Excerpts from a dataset
'''

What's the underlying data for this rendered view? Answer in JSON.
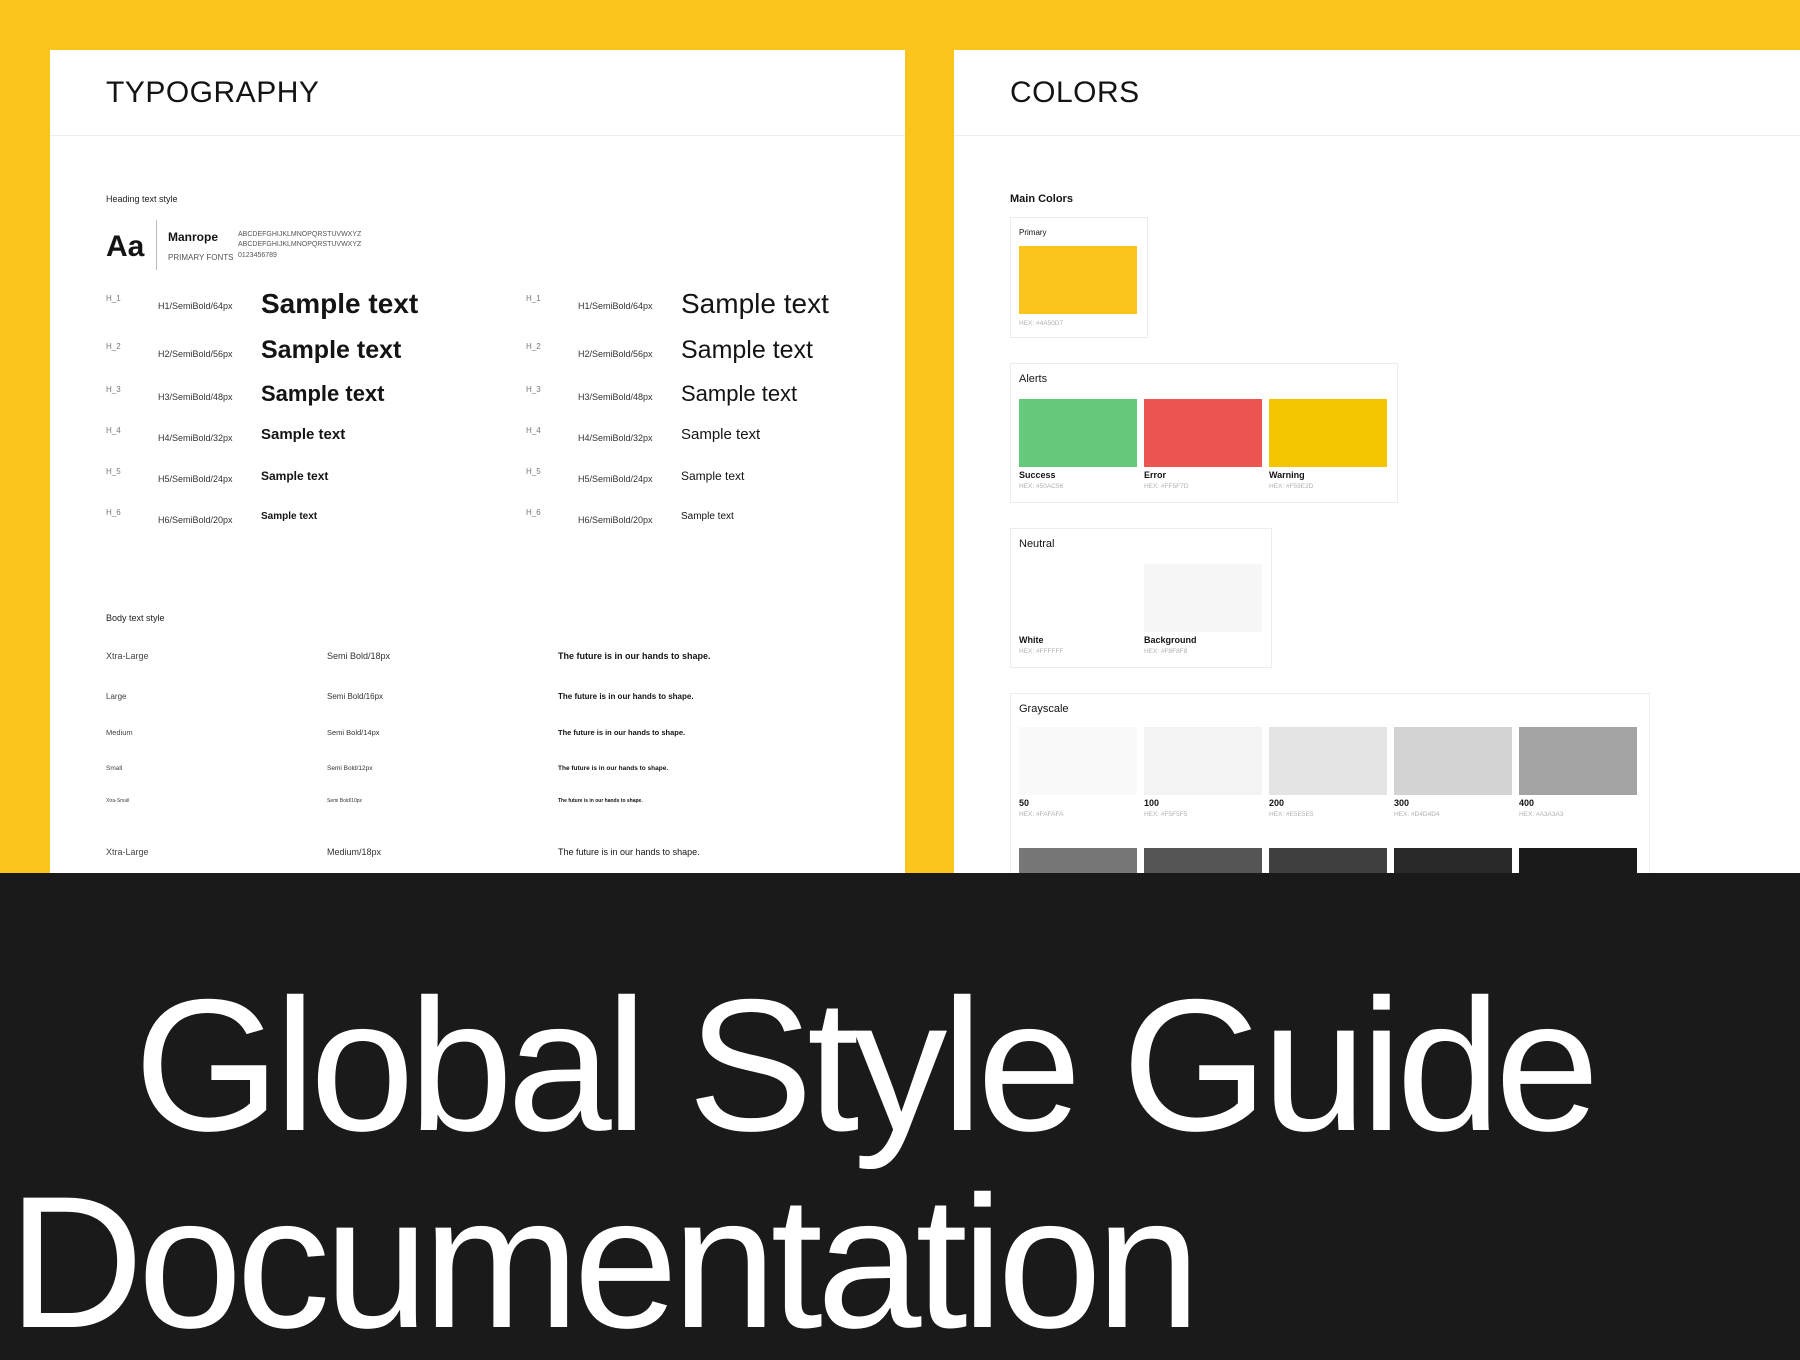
{
  "typography": {
    "title": "TYPOGRAPHY",
    "heading_section_label": "Heading text style",
    "font": {
      "preview": "Aa",
      "name": "Manrope",
      "role": "PRIMARY FONTS",
      "upper": "ABCDEFGHIJKLMNOPQRSTUVWXYZ",
      "lower": "ABCDEFGHIJKLMNOPQRSTUVWXYZ",
      "digits": "0123456789"
    },
    "headings_left": [
      {
        "tag": "H_1",
        "spec": "H1/SemiBold/64px",
        "sample": "Sample text"
      },
      {
        "tag": "H_2",
        "spec": "H2/SemiBold/56px",
        "sample": "Sample text"
      },
      {
        "tag": "H_3",
        "spec": "H3/SemiBold/48px",
        "sample": "Sample text"
      },
      {
        "tag": "H_4",
        "spec": "H4/SemiBold/32px",
        "sample": "Sample text"
      },
      {
        "tag": "H_5",
        "spec": "H5/SemiBold/24px",
        "sample": "Sample text"
      },
      {
        "tag": "H_6",
        "spec": "H6/SemiBold/20px",
        "sample": "Sample text"
      }
    ],
    "headings_right": [
      {
        "tag": "H_1",
        "spec": "H1/SemiBold/64px",
        "sample": "Sample text"
      },
      {
        "tag": "H_2",
        "spec": "H2/SemiBold/56px",
        "sample": "Sample text"
      },
      {
        "tag": "H_3",
        "spec": "H3/SemiBold/48px",
        "sample": "Sample text"
      },
      {
        "tag": "H_4",
        "spec": "H4/SemiBold/32px",
        "sample": "Sample text"
      },
      {
        "tag": "H_5",
        "spec": "H5/SemiBold/24px",
        "sample": "Sample text"
      },
      {
        "tag": "H_6",
        "spec": "H6/SemiBold/20px",
        "sample": "Sample text"
      }
    ],
    "body_section_label": "Body text style",
    "body_rows": [
      {
        "size": "Xtra-Large",
        "spec": "Semi Bold/18px",
        "sample": "The future is in our hands to shape."
      },
      {
        "size": "Large",
        "spec": "Semi Bold/16px",
        "sample": "The future is in our hands to shape."
      },
      {
        "size": "Medium",
        "spec": "Semi Bold/14px",
        "sample": "The future is in our hands to shape."
      },
      {
        "size": "Small",
        "spec": "Semi Bold/12px",
        "sample": "The future is in our hands to shape."
      },
      {
        "size": "Xtra-Small",
        "spec": "Semi Bold/10px",
        "sample": "The future is in our hands to shape."
      },
      {
        "size": "Xtra-Large",
        "spec": "Medium/18px",
        "sample": "The future is in our hands to shape."
      }
    ]
  },
  "colors": {
    "title": "COLORS",
    "main_label": "Main Colors",
    "primary": {
      "name": "Primary",
      "hex": "HEX: #4A50D7",
      "color": "#FCC51D"
    },
    "alerts": {
      "title": "Alerts",
      "items": [
        {
          "name": "Success",
          "hex": "HEX: #50AC56",
          "color": "#67C97C"
        },
        {
          "name": "Error",
          "hex": "HEX: #FF5F7D",
          "color": "#EC5550"
        },
        {
          "name": "Warning",
          "hex": "HEX: #F59E2D",
          "color": "#F2C500"
        }
      ]
    },
    "neutral": {
      "title": "Neutral",
      "items": [
        {
          "name": "White",
          "hex": "HEX: #FFFFFF",
          "color": "#FFFFFF"
        },
        {
          "name": "Background",
          "hex": "HEX: #F8F8F8",
          "color": "#F7F7F7"
        }
      ]
    },
    "grayscale": {
      "title": "Grayscale",
      "items": [
        {
          "name": "50",
          "hex": "HEX: #FAFAFA",
          "color": "#F9F9F9"
        },
        {
          "name": "100",
          "hex": "HEX: #F5F5F5",
          "color": "#F3F3F3"
        },
        {
          "name": "200",
          "hex": "HEX: #E5E5E5",
          "color": "#E4E4E4"
        },
        {
          "name": "300",
          "hex": "HEX: #D4D4D4",
          "color": "#D3D3D3"
        },
        {
          "name": "400",
          "hex": "HEX: #A3A3A3",
          "color": "#A4A4A4"
        }
      ],
      "row2_colors": [
        "#777777",
        "#555555",
        "#404040",
        "#292929",
        "#1a1a1a"
      ]
    }
  },
  "banner": {
    "line1": "Global Style Guide",
    "line2": "Documentation"
  }
}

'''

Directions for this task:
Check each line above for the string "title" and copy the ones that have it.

Output for this task:
    "title": "TYPOGRAPHY",
    "title": "COLORS",
      "title": "Alerts",
      "title": "Neutral",
      "title": "Grayscale",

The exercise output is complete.